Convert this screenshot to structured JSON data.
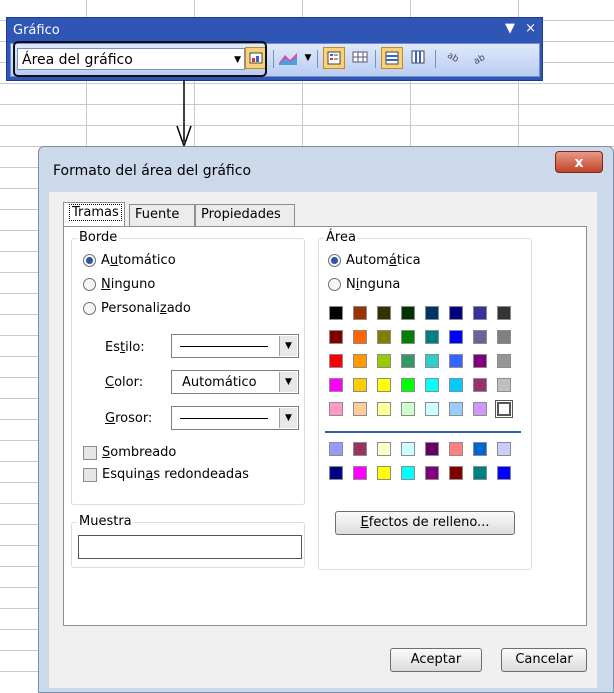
{
  "toolbar": {
    "title": "Gráfico",
    "dropdown_glyph": "▼",
    "close_glyph": "×",
    "chart_element_value": "Área del gráfico",
    "icons": [
      "format-selected-object-icon",
      "chart-type-icon",
      "legend-icon",
      "data-table-icon",
      "by-row-icon",
      "by-column-icon",
      "angle-text-downward-icon",
      "angle-text-upward-icon"
    ]
  },
  "dialog": {
    "title": "Formato del área del gráfico",
    "close_label": "x",
    "tabs": [
      {
        "label": "Tramas",
        "active": true
      },
      {
        "label": "Fuente",
        "active": false
      },
      {
        "label": "Propiedades",
        "active": false
      }
    ],
    "border": {
      "legend": "Borde",
      "options": [
        {
          "pre": "A",
          "u": "u",
          "post": "tomático",
          "selected": true
        },
        {
          "pre": "",
          "u": "N",
          "post": "inguno",
          "selected": false
        },
        {
          "pre": "Personali",
          "u": "z",
          "post": "ado",
          "selected": false
        }
      ],
      "style_label": {
        "pre": "Es",
        "u": "t",
        "post": "ilo:"
      },
      "color_label": {
        "pre": "",
        "u": "C",
        "post": "olor:"
      },
      "color_value": "Automático",
      "weight_label": {
        "pre": "",
        "u": "G",
        "post": "rosor:"
      },
      "shadow": {
        "pre": "",
        "u": "S",
        "post": "ombreado",
        "checked": false
      },
      "rounded": {
        "pre": "Esquin",
        "u": "a",
        "post": "s redondeadas",
        "checked": false
      }
    },
    "sample": {
      "legend": "Muestra"
    },
    "area": {
      "legend": "Área",
      "options": [
        {
          "pre": "Autom",
          "u": "á",
          "post": "tica",
          "selected": true
        },
        {
          "pre": "N",
          "u": "i",
          "post": "nguna",
          "selected": false
        }
      ],
      "palette_main": [
        [
          "#000000",
          "#993300",
          "#333300",
          "#003300",
          "#003366",
          "#000080",
          "#333399",
          "#333333"
        ],
        [
          "#800000",
          "#ff6600",
          "#808000",
          "#008000",
          "#008080",
          "#0000ff",
          "#666699",
          "#808080"
        ],
        [
          "#ff0000",
          "#ff9900",
          "#99cc00",
          "#339966",
          "#33cccc",
          "#3366ff",
          "#800080",
          "#969696"
        ],
        [
          "#ff00ff",
          "#ffcc00",
          "#ffff00",
          "#00ff00",
          "#00ffff",
          "#00ccff",
          "#993366",
          "#c0c0c0"
        ],
        [
          "#ff99cc",
          "#ffcc99",
          "#ffff99",
          "#ccffcc",
          "#ccffff",
          "#99ccff",
          "#cc99ff",
          "#ffffff"
        ]
      ],
      "palette_chart": [
        [
          "#9999ff",
          "#993366",
          "#ffffcc",
          "#ccffff",
          "#660066",
          "#ff8080",
          "#0066cc",
          "#ccccff"
        ],
        [
          "#000080",
          "#ff00ff",
          "#ffff00",
          "#00ffff",
          "#800080",
          "#800000",
          "#008080",
          "#0000ff"
        ]
      ],
      "fill_effects": {
        "pre": "",
        "u": "E",
        "post": "fectos de relleno..."
      }
    },
    "ok_label": "Aceptar",
    "cancel_label": "Cancelar"
  }
}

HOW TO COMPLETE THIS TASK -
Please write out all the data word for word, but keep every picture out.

SOLUTION TO THE PROBLEM -
Convert this screenshot to structured JSON data.
{
  "toolbar": {
    "title": "Gráfico",
    "dropdown_glyph": "▼",
    "close_glyph": "×",
    "chart_element_value": "Área del gráfico",
    "icons": [
      "format-selected-object-icon",
      "chart-type-icon",
      "legend-icon",
      "data-table-icon",
      "by-row-icon",
      "by-column-icon",
      "angle-text-downward-icon",
      "angle-text-upward-icon"
    ]
  },
  "dialog": {
    "title": "Formato del área del gráfico",
    "close_label": "x",
    "tabs": [
      {
        "label": "Tramas",
        "active": true
      },
      {
        "label": "Fuente",
        "active": false
      },
      {
        "label": "Propiedades",
        "active": false
      }
    ],
    "border": {
      "legend": "Borde",
      "options": [
        {
          "pre": "A",
          "u": "u",
          "post": "tomático",
          "selected": true
        },
        {
          "pre": "",
          "u": "N",
          "post": "inguno",
          "selected": false
        },
        {
          "pre": "Personali",
          "u": "z",
          "post": "ado",
          "selected": false
        }
      ],
      "style_label": {
        "pre": "Es",
        "u": "t",
        "post": "ilo:"
      },
      "color_label": {
        "pre": "",
        "u": "C",
        "post": "olor:"
      },
      "color_value": "Automático",
      "weight_label": {
        "pre": "",
        "u": "G",
        "post": "rosor:"
      },
      "shadow": {
        "pre": "",
        "u": "S",
        "post": "ombreado",
        "checked": false
      },
      "rounded": {
        "pre": "Esquin",
        "u": "a",
        "post": "s redondeadas",
        "checked": false
      }
    },
    "sample": {
      "legend": "Muestra"
    },
    "area": {
      "legend": "Área",
      "options": [
        {
          "pre": "Autom",
          "u": "á",
          "post": "tica",
          "selected": true
        },
        {
          "pre": "N",
          "u": "i",
          "post": "nguna",
          "selected": false
        }
      ],
      "palette_main": [
        [
          "#000000",
          "#993300",
          "#333300",
          "#003300",
          "#003366",
          "#000080",
          "#333399",
          "#333333"
        ],
        [
          "#800000",
          "#ff6600",
          "#808000",
          "#008000",
          "#008080",
          "#0000ff",
          "#666699",
          "#808080"
        ],
        [
          "#ff0000",
          "#ff9900",
          "#99cc00",
          "#339966",
          "#33cccc",
          "#3366ff",
          "#800080",
          "#969696"
        ],
        [
          "#ff00ff",
          "#ffcc00",
          "#ffff00",
          "#00ff00",
          "#00ffff",
          "#00ccff",
          "#993366",
          "#c0c0c0"
        ],
        [
          "#ff99cc",
          "#ffcc99",
          "#ffff99",
          "#ccffcc",
          "#ccffff",
          "#99ccff",
          "#cc99ff",
          "#ffffff"
        ]
      ],
      "palette_chart": [
        [
          "#9999ff",
          "#993366",
          "#ffffcc",
          "#ccffff",
          "#660066",
          "#ff8080",
          "#0066cc",
          "#ccccff"
        ],
        [
          "#000080",
          "#ff00ff",
          "#ffff00",
          "#00ffff",
          "#800080",
          "#800000",
          "#008080",
          "#0000ff"
        ]
      ],
      "fill_effects": {
        "pre": "",
        "u": "E",
        "post": "fectos de relleno..."
      }
    },
    "ok_label": "Aceptar",
    "cancel_label": "Cancelar"
  }
}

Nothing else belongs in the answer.